Published requests for the establishment of schools demonstrate how new ideas of general education led to social changes. Proposal for civilizing the Highlands by erecting schools, which was published circa 1695, recognised the value of education to make people in the Highlands (the northwest region of Scotland) understand their duty as good subjects of the newly crowned Protestant King. It proposed that the Catholic, Gaelic-speaking Highlanders be taught by Protestant teachers in free schools, and that Gaelic-speaking teachers be maintained at colleges and divinity schools.
While initially, the motivation was religious, from the Enlightenment onward, calls for education tied in with social ideas of education for all and with the notion that knowledge had to be shared. Jean-Jacques Rousseau's famous treatise Émile, ou De l’éducation (1762) was founded on the philosopher's deep conviction that human beings are innately good at birth and are corrupted by society. This corresponded to British ideas elaborated by John Locke and John Lancaster among others, who stressed the role of education in creating enlightened human beings.

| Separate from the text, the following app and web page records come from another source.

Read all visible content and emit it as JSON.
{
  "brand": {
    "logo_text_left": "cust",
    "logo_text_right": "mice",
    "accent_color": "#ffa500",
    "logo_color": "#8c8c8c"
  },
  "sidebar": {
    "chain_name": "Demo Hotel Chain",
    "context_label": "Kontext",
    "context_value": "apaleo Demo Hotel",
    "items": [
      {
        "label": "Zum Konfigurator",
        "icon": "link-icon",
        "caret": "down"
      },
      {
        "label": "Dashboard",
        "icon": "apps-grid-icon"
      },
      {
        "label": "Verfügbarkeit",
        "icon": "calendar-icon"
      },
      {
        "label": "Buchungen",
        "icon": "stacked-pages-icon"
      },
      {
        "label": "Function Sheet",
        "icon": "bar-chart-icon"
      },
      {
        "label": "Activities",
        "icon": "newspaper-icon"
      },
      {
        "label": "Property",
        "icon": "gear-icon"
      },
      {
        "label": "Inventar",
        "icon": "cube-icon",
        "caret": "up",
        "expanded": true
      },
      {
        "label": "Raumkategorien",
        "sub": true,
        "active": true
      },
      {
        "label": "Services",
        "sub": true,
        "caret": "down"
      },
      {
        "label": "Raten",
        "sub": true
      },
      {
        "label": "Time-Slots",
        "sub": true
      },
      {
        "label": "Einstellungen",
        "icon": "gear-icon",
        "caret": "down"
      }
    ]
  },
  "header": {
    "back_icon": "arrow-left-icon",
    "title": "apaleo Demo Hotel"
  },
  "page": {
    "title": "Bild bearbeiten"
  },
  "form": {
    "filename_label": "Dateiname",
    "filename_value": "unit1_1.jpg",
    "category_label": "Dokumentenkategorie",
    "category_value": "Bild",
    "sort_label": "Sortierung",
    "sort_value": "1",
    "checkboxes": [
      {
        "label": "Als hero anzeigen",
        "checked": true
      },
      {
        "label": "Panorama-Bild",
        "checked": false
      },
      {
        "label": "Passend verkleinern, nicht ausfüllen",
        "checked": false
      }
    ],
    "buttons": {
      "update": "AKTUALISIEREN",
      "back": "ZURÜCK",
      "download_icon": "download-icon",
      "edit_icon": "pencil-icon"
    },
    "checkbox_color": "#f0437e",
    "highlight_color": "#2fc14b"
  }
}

When religious concerns and Enlightenment ideas merged, new paths were opened to the understanding that knowledge should be shared and education made available for all, including not only children, but adults as well. Pamphlets and calls for education not only moulded public opinion, but also had an impact on legislatures. For instance, the pamphlet Sabbath Schools considered (1827) promoted schools for adults—they were meant to not only combat ignorance, but also to teach some understanding of their responsibilities as parents towards their children.